Look over the entries below. Report how many lines hold the word "accepted", and only that.

————

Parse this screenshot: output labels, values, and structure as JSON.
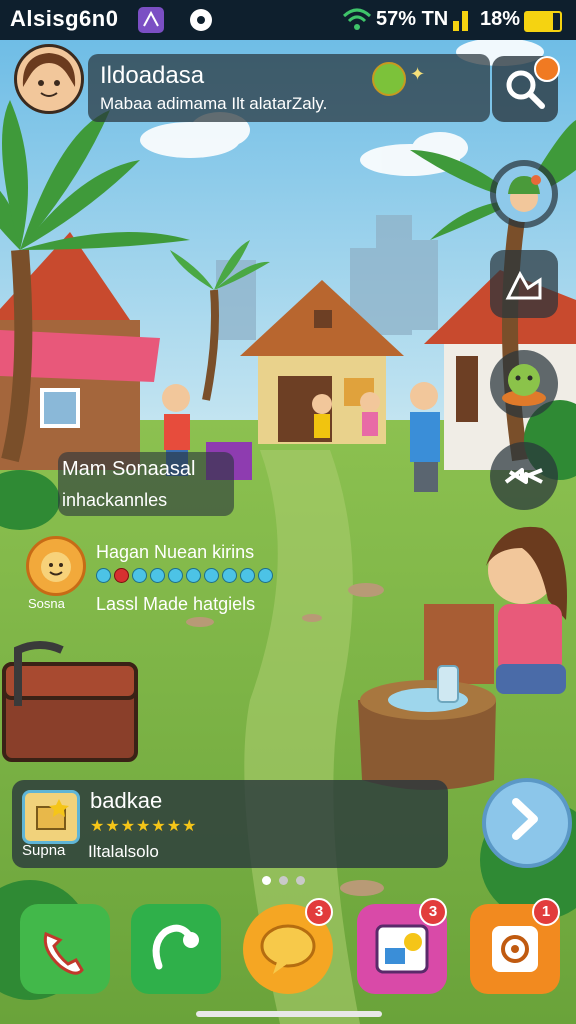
{
  "status_bar": {
    "title": "Alsisg6n0",
    "battery_pct": "57% TN",
    "time": "18%",
    "battery_level": 0.8,
    "icons": [
      "app-icon",
      "notification-icon",
      "wifi-icon",
      "signal-icon",
      "battery-icon"
    ]
  },
  "header": {
    "title": "Ildoadasa",
    "subtitle": "Mabaa adimama Ilt alatarZaly.",
    "icons": [
      "avatar-icon",
      "fruit-icon",
      "sparkle-icon",
      "search-icon",
      "notification-badge"
    ]
  },
  "side_buttons": {
    "icons": [
      "friend-avatar-icon",
      "chart-icon",
      "creature-icon",
      "arrows-icon"
    ]
  },
  "npc": {
    "name": "Mam Sonaasal",
    "role": "inhackannles"
  },
  "quest": {
    "title": "Hagan Nuean kirins",
    "icon_label": "Sosna",
    "description": "Lassl Made hatgiels",
    "progress_dots": 10,
    "red_dot_index": 1
  },
  "bottom_card": {
    "title": "badkae",
    "icon_label": "Supna",
    "description": "Iltalalsolo",
    "stars": 7
  },
  "pager": {
    "pages": 3,
    "active_index": 0
  },
  "dock": {
    "items": [
      {
        "name": "phone",
        "icon": "phone-icon",
        "color": "#42b84a",
        "badge": ""
      },
      {
        "name": "headset",
        "icon": "headset-icon",
        "color": "#2fb04a",
        "badge": ""
      },
      {
        "name": "chat",
        "icon": "chat-icon",
        "color": "#f5a623",
        "badge": "3"
      },
      {
        "name": "gallery",
        "icon": "gallery-icon",
        "color": "#d94aa8",
        "badge": "3"
      },
      {
        "name": "settings",
        "icon": "settings-icon",
        "color": "#f28a1f",
        "badge": "1"
      }
    ]
  },
  "colors": {
    "sky": "#7cc3e6",
    "grass": "#7fb548",
    "panel": "#28343c",
    "accent": "#f5c518"
  }
}
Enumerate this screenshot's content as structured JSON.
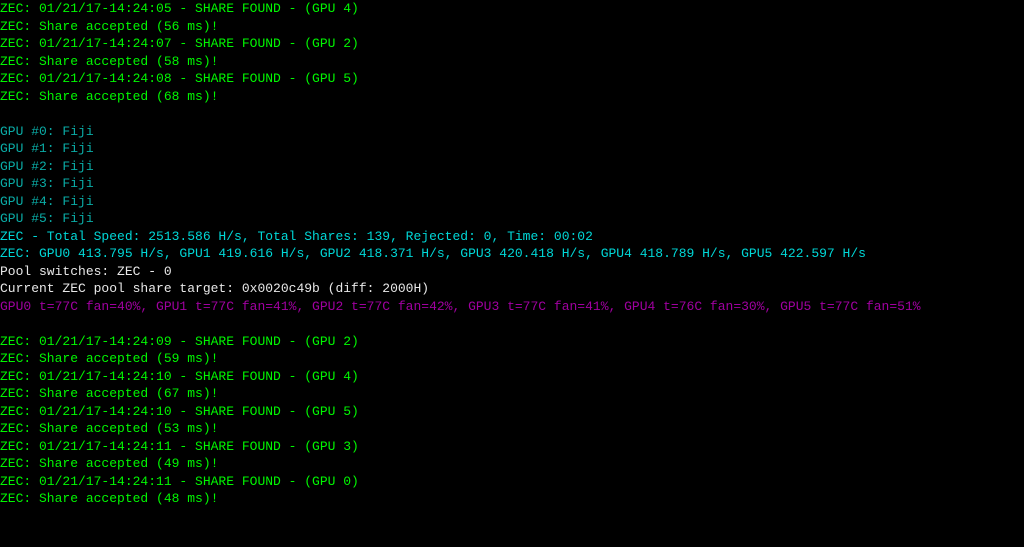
{
  "terminal": {
    "lines": [
      {
        "color": "green",
        "text": "ZEC: 01/21/17-14:24:05 - SHARE FOUND - (GPU 4)"
      },
      {
        "color": "green",
        "text": "ZEC: Share accepted (56 ms)!"
      },
      {
        "color": "green",
        "text": "ZEC: 01/21/17-14:24:07 - SHARE FOUND - (GPU 2)"
      },
      {
        "color": "green",
        "text": "ZEC: Share accepted (58 ms)!"
      },
      {
        "color": "green",
        "text": "ZEC: 01/21/17-14:24:08 - SHARE FOUND - (GPU 5)"
      },
      {
        "color": "green",
        "text": "ZEC: Share accepted (68 ms)!"
      },
      {
        "color": "blank",
        "text": " "
      },
      {
        "color": "teal",
        "text": "GPU #0: Fiji"
      },
      {
        "color": "teal",
        "text": "GPU #1: Fiji"
      },
      {
        "color": "teal",
        "text": "GPU #2: Fiji"
      },
      {
        "color": "teal",
        "text": "GPU #3: Fiji"
      },
      {
        "color": "teal",
        "text": "GPU #4: Fiji"
      },
      {
        "color": "teal",
        "text": "GPU #5: Fiji"
      },
      {
        "color": "cyan",
        "text": "ZEC - Total Speed: 2513.586 H/s, Total Shares: 139, Rejected: 0, Time: 00:02"
      },
      {
        "color": "cyan",
        "text": "ZEC: GPU0 413.795 H/s, GPU1 419.616 H/s, GPU2 418.371 H/s, GPU3 420.418 H/s, GPU4 418.789 H/s, GPU5 422.597 H/s"
      },
      {
        "color": "white",
        "text": "Pool switches: ZEC - 0"
      },
      {
        "color": "white",
        "text": "Current ZEC pool share target: 0x0020c49b (diff: 2000H)"
      },
      {
        "color": "purple",
        "text": "GPU0 t=77C fan=40%, GPU1 t=77C fan=41%, GPU2 t=77C fan=42%, GPU3 t=77C fan=41%, GPU4 t=76C fan=30%, GPU5 t=77C fan=51%"
      },
      {
        "color": "blank",
        "text": " "
      },
      {
        "color": "green",
        "text": "ZEC: 01/21/17-14:24:09 - SHARE FOUND - (GPU 2)"
      },
      {
        "color": "green",
        "text": "ZEC: Share accepted (59 ms)!"
      },
      {
        "color": "green",
        "text": "ZEC: 01/21/17-14:24:10 - SHARE FOUND - (GPU 4)"
      },
      {
        "color": "green",
        "text": "ZEC: Share accepted (67 ms)!"
      },
      {
        "color": "green",
        "text": "ZEC: 01/21/17-14:24:10 - SHARE FOUND - (GPU 5)"
      },
      {
        "color": "green",
        "text": "ZEC: Share accepted (53 ms)!"
      },
      {
        "color": "green",
        "text": "ZEC: 01/21/17-14:24:11 - SHARE FOUND - (GPU 3)"
      },
      {
        "color": "green",
        "text": "ZEC: Share accepted (49 ms)!"
      },
      {
        "color": "green",
        "text": "ZEC: 01/21/17-14:24:11 - SHARE FOUND - (GPU 0)"
      },
      {
        "color": "green",
        "text": "ZEC: Share accepted (48 ms)!"
      }
    ]
  }
}
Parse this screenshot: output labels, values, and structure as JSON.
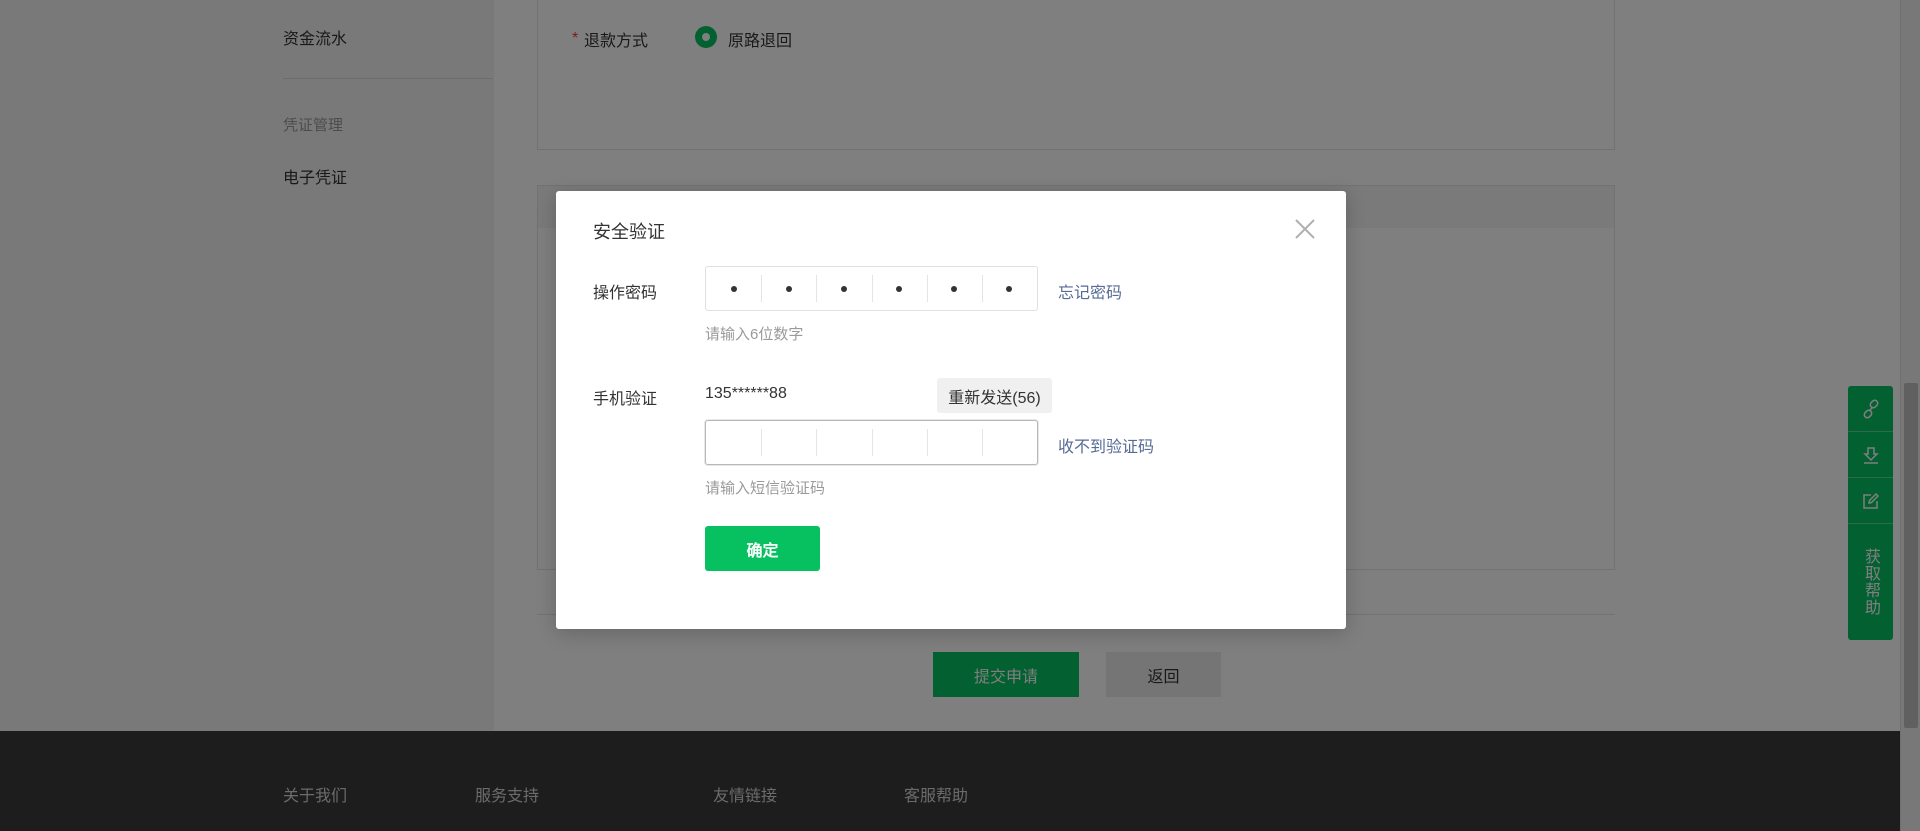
{
  "sidebar": {
    "item_funds": "资金流水",
    "group_voucher": "凭证管理",
    "item_evoucher": "电子凭证"
  },
  "form": {
    "refund_label": "退款方式",
    "refund_option": "原路退回",
    "submit_label": "提交申请",
    "back_label": "返回"
  },
  "footer": {
    "about": "关于我们",
    "service": "服务支持",
    "links": "友情链接",
    "help": "客服帮助"
  },
  "float_bar": {
    "icons": [
      "link-icon",
      "download-icon",
      "edit-icon"
    ],
    "help_label": "获取帮助"
  },
  "modal": {
    "title": "安全验证",
    "password": {
      "label": "操作密码",
      "filled_count": 6,
      "total_count": 6,
      "forgot_link": "忘记密码",
      "hint": "请输入6位数字"
    },
    "sms": {
      "label": "手机验证",
      "phone": "135******88",
      "resend_label": "重新发送(56)",
      "not_received_link": "收不到验证码",
      "hint": "请输入短信验证码",
      "total_count": 6
    },
    "confirm_label": "确定"
  },
  "colors": {
    "brand_green": "#07c160",
    "link_blue": "#576b95"
  }
}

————

§ **RESPONSE BOX**
8